Quite a kerfuffle stirring. The above should be even more alarming to the Obama
campaign than the other video being circulated. A report out of Canada says Obama’s
promise on NAFTA is just words.
Within the last month, a top staff member for Obama’s campaign telephoned
Michael Wilson, Canada’s ambassador to the United States, and warned him that
Obama would speak out against NAFTA, according to Canadian sources.
The staff member reassured Wilson that the criticisms would only
be campaign rhetoric, and should not be taken at face value.
When contacted, an Obama aide basically delivers a non-denial denial, as you
can see in the video. Obama keeps his promises? What kind of blathering is that? When
you think about Obama’s moves on Exelon, rewriting legislation for them, juxtaposed
against him telling Iowa voters tougher legislation had passed, instead of the
truth, I’ve done enough research on the guy to know when smoke is being blown for votes.
Obama’s team is not denying the conversation CTV is reporting and it’s quite
plausible the criticisms would only be campaign rhetoric, and should not
be taken at face value, and to add, because Obama has no intention of doing
what he’s campaigning on with regards to NAFTA. Obama welshing on his pledge to take public financing for the general election also comes to mind.
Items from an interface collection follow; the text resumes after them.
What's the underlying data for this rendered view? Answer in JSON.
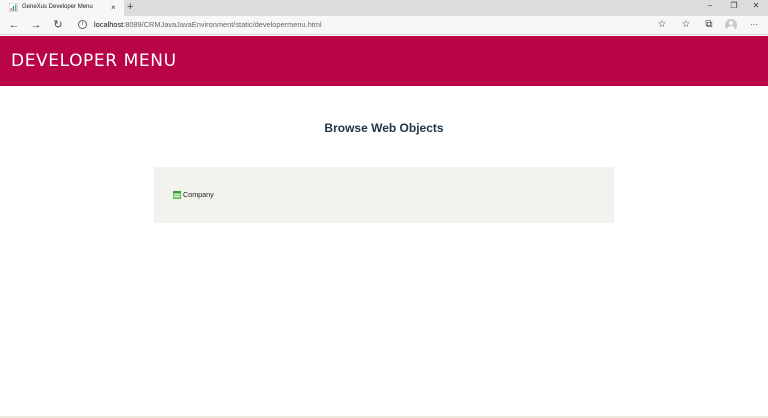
{
  "browser": {
    "tab": {
      "title": "GeneXus Developer Menu",
      "close_glyph": "×",
      "favicon": "genexus-favicon-icon"
    },
    "new_tab_glyph": "+",
    "window": {
      "minimize": "–",
      "restore": "❐",
      "close": "✕"
    },
    "nav": {
      "back": "←",
      "forward": "→",
      "reload": "↻"
    },
    "url": {
      "host": "localhost",
      "path": ":8089/CRMJavaJavaEnvironment/static/developermenu.html"
    },
    "tools": {
      "favorite": "☆",
      "favorites_list": "☆",
      "collections": "⧉",
      "more": "···"
    }
  },
  "header": {
    "title": "DEVELOPER MENU",
    "color": "#b90545"
  },
  "main": {
    "heading": "Browse Web Objects",
    "objects": [
      {
        "label": "Company",
        "icon": "web-panel-icon"
      }
    ]
  }
}
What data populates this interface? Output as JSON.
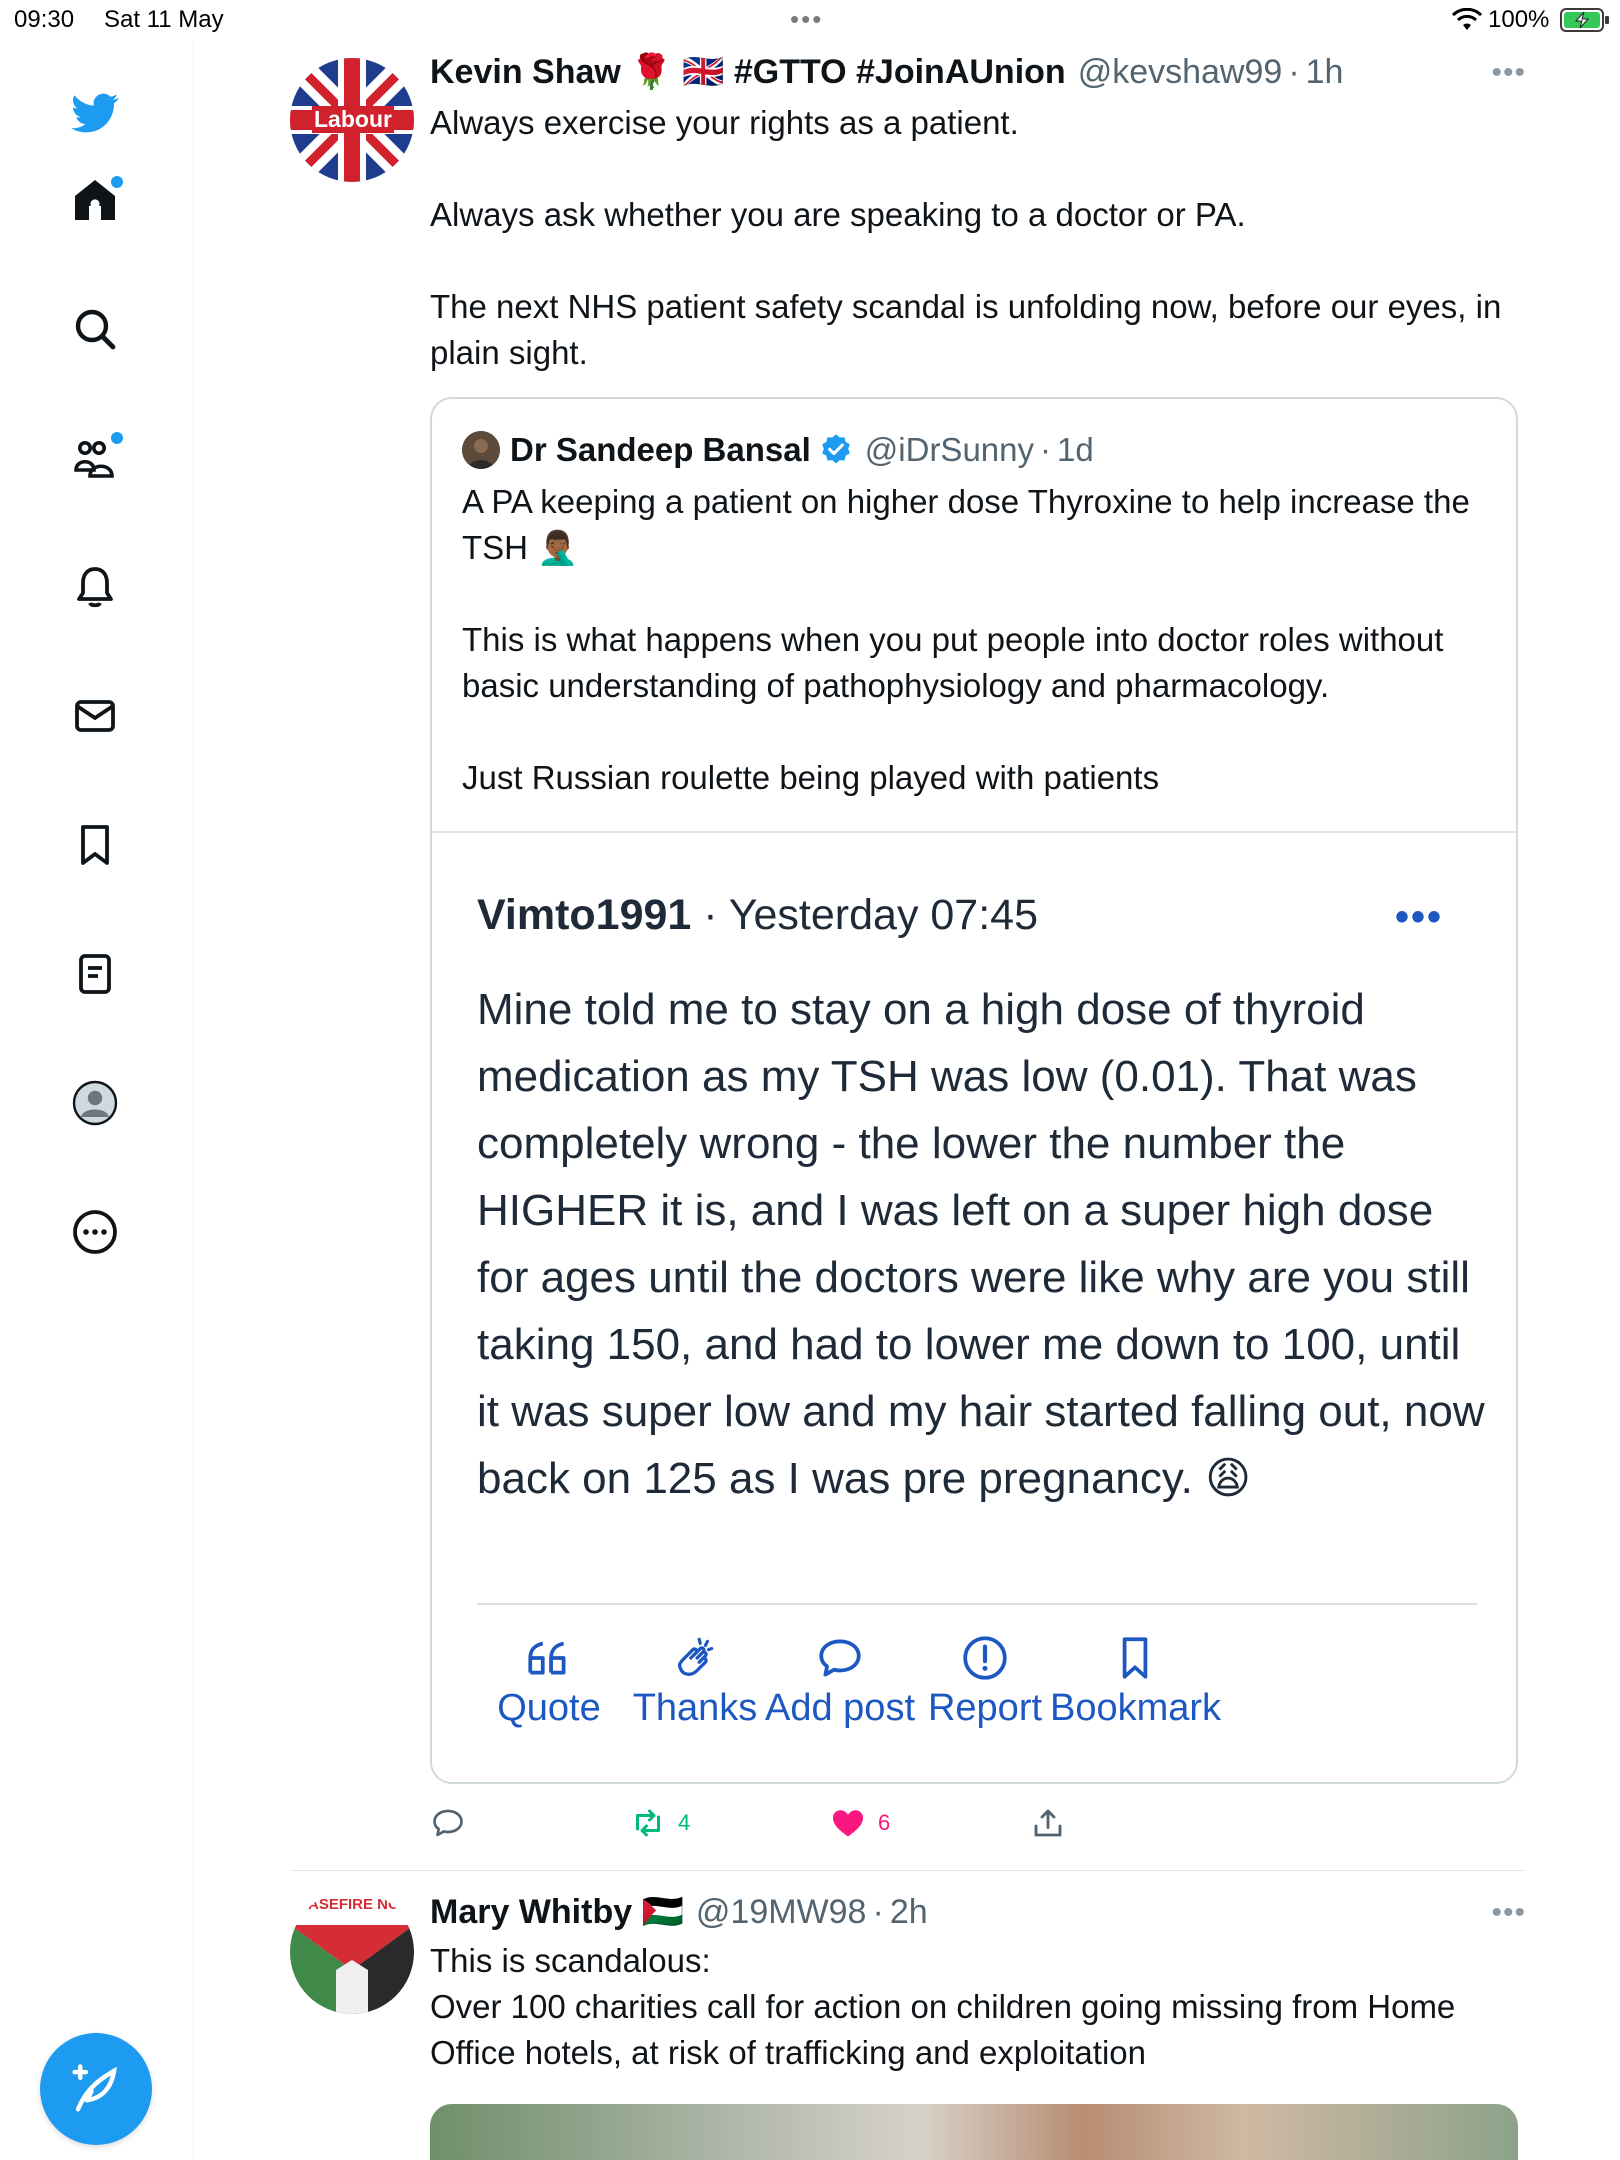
{
  "status_bar": {
    "time": "09:30",
    "date": "Sat 11 May",
    "battery": "100%"
  },
  "colors": {
    "twitter_blue": "#1d9bf0",
    "retweet_green": "#00ba7c",
    "like_pink": "#f91880",
    "embed_blue": "#1d58c2"
  },
  "sidebar": {
    "items": [
      {
        "icon": "twitter-bird-icon"
      },
      {
        "icon": "home-icon"
      },
      {
        "icon": "search-icon"
      },
      {
        "icon": "communities-icon"
      },
      {
        "icon": "notifications-icon"
      },
      {
        "icon": "messages-icon"
      },
      {
        "icon": "bookmarks-icon"
      },
      {
        "icon": "lists-icon"
      },
      {
        "icon": "profile-icon"
      },
      {
        "icon": "more-icon"
      }
    ],
    "compose_icon": "compose-feather-icon"
  },
  "tweet1": {
    "name": "Kevin Shaw 🌹 🇬🇧 #GTTO #JoinAUnion",
    "handle": "@kevshaw99",
    "time": "1h",
    "avatar_text": "Labour",
    "text": "Always exercise your rights as a patient.\n\nAlways ask whether you are speaking to a doctor or PA.\n\nThe next NHS patient safety scandal is unfolding now, before our eyes, in plain sight.",
    "quote": {
      "name": "Dr Sandeep Bansal",
      "handle": "@iDrSunny",
      "time": "1d",
      "text": "A PA keeping a patient on higher dose Thyroxine to help increase the TSH 🤦🏾‍♂️\n\nThis is what happens when you put people into doctor roles without basic understanding of pathophysiology and pharmacology.\n\nJust Russian roulette being played with patients",
      "embed": {
        "username": "Vimto1991",
        "timestamp": "Yesterday 07:45",
        "body": "Mine told me to stay on a high dose of thyroid medication as my TSH was low (0.01). That was completely wrong - the lower the number the HIGHER it is, and I was left on a super high dose for ages until the doctors were like why are you still taking 150, and had to lower me down to 100, until it was super low and my hair started falling out, now back on 125 as I was pre pregnancy. 😩",
        "actions": {
          "quote": "Quote",
          "thanks": "Thanks",
          "add_post": "Add post",
          "report": "Report",
          "bookmark": "Bookmark"
        }
      }
    },
    "stats": {
      "retweets": "4",
      "likes": "6"
    }
  },
  "tweet2": {
    "name": "Mary Whitby 🇵🇸",
    "handle": "@19MW98",
    "time": "2h",
    "avatar_text": "ASEFIRE NC",
    "text": "This is scandalous:\nOver 100 charities call for action on children going missing from Home Office hotels, at risk of trafficking and exploitation"
  }
}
It’s not like Obama hasn’t said one thing then done another before.
The Clinton campaign, however, said no one directly or indirectly contacted the Canadian
government. But in addition, the Clinton campaign said that they give
the Canadian government “blanket immunity” to reveal who supposedly
called them. I’ve confirmed both with the Clinton campaign.
On the flip side you’ve got allies a bit upset.
…..”Mexico does not support reopening Nafta,” he said. “It
would be like throwing a monkey wrench into the engine of North American competitiveness.”
Mexican diplomats believe a renegotiation could resurrect the commercial
disputes and barriers to trade that the agreement itself was designed to overcome.
Jim Flaherty, Canada’s finance minister, also expressed “concern”
about the remarks by the Democratic candidates.
“Nafta is a tremendous benefit to Americans and perhaps the [candidates]
have not had the opportunity to familiarise themselves with the benefit to
Americans and the American economy of Nafta,” he said.
Nafta, which removed Âtariffs on most trade between the US, Canada and
Mexico when it was implemented in 1994, has become the focus of debate about
the exodus of manufacturing jobs from Ohio ahead of the state’s presidential
primary on Tuesday. … ..
Canada is a huge trading partner, including oil importer, and they rely on NAFTA. The above exchange from the FT is likely at the heart of the Obama camp’s non-denial denial.
One question will nail this story down.
Will Barack Obama’s team also give “blanket
immunity” to the Canadian government, as Cinton’s team did, to release
the name of the person who called them to say the criticisms are only campaign
rhetoric, so don’t take them at face value?
“None of the presidential campaigns have called either the Ambassador or any of the officials here to raise Nafta,” Landry said.
It’s the easiest way to clear this up once and for all.
Oh, and to add, “inaccurate” is not the same as a flat denial.